Chris Chiarella  |  Jan 26, 2007  |  0 comments
Ready-made living-room multimedia.

We're down with entertainment PCs here at Home Theater. For those of you who are ready to share the joy, there are basically two ways to join the party. For the hands-on approach, we've written about specific best-of-the-best audio and video cards and other devices that you can plug into your own custom-built box. But, for some readers, personal success has brought with it the notion of luxury. Companies like HP are only too happy to remove the guesswork from the equation and pre-assemble a bundle for you, which you can purchase with one phone call or just a few clicks online. Their Pavilion Media Center TV m7580n HTPC is just such a system.

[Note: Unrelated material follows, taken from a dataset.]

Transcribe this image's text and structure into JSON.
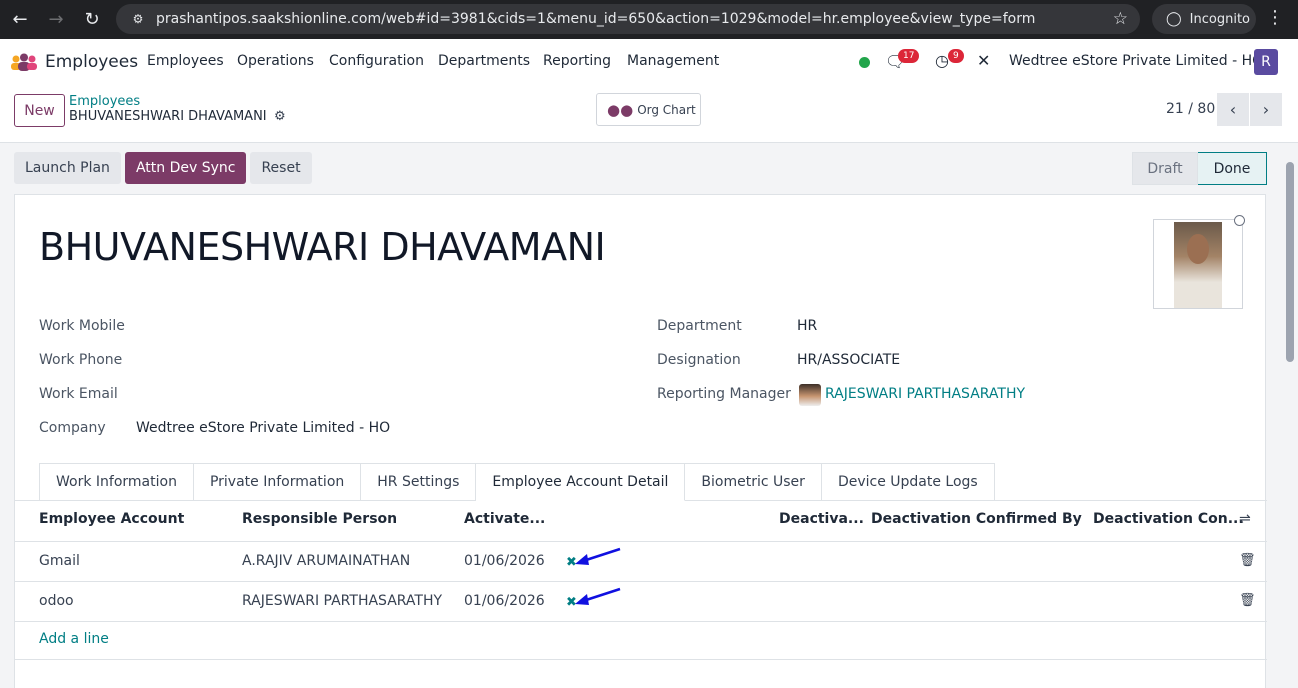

Chris Chiarella  |  Jan 26, 2007  |  0 comments
Welcome to the age of Audistry.

My office—cubicle, actually—is in Manhattan, so I get it: Despite your love of movies and music, some readers either don't want or just can't deal with a full array of five loudspeakers plus a subwoofer. Rather than settle for simple stereo (and I mean no disrespect to John Atkinson and his Stereophile crew down the hall), some overachieving sub/sat systems add often proprietary processing techniques to simulate sprawling surround sound. But what if newly released signal-processing algorithms offered so much control over the listening experience that they could turn a budget home-theater-in-a-box into a sound lab of sorts, allowing you to experiment with a previously impossible milieu of realistic audio illusions?